- Task to carry out
From the entries below, return every line that includes the word "subtitle".

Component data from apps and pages
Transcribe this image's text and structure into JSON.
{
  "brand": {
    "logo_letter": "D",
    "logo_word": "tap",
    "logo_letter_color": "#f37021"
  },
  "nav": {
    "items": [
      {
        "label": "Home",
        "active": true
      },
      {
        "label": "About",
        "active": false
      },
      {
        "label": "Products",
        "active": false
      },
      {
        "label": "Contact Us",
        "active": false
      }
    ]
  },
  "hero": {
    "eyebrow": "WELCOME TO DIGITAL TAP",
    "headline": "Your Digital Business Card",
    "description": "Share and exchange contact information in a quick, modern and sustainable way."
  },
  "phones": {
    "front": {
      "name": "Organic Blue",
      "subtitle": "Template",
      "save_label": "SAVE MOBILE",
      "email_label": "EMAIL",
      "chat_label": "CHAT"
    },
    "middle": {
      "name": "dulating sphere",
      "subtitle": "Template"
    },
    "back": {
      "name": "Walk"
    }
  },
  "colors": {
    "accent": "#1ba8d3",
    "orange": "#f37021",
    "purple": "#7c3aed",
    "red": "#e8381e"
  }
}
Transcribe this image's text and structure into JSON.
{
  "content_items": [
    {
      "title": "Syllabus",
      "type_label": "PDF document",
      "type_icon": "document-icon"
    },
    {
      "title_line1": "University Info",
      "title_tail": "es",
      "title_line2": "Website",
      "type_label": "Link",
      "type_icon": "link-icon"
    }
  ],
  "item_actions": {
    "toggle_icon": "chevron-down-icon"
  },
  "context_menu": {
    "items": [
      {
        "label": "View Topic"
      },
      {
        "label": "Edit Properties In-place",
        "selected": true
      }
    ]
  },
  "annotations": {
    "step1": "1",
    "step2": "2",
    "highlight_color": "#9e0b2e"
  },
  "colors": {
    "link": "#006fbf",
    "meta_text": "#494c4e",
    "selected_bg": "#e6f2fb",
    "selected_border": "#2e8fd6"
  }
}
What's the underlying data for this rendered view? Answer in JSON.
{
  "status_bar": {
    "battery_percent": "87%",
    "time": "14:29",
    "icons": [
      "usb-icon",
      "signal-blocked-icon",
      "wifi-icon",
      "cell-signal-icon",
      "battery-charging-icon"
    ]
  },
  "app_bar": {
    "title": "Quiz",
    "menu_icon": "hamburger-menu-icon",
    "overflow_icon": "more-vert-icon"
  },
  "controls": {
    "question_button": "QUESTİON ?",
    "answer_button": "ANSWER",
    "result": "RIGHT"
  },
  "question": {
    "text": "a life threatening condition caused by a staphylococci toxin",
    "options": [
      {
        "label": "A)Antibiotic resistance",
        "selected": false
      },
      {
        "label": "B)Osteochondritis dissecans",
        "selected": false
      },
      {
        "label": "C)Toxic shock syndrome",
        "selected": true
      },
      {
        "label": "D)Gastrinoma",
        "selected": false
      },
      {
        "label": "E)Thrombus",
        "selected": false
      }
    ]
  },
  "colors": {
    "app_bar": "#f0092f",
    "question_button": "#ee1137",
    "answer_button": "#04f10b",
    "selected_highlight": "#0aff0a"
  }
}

- Answer to this exercise
      "subtitle": "Template",
      "subtitle": "Template"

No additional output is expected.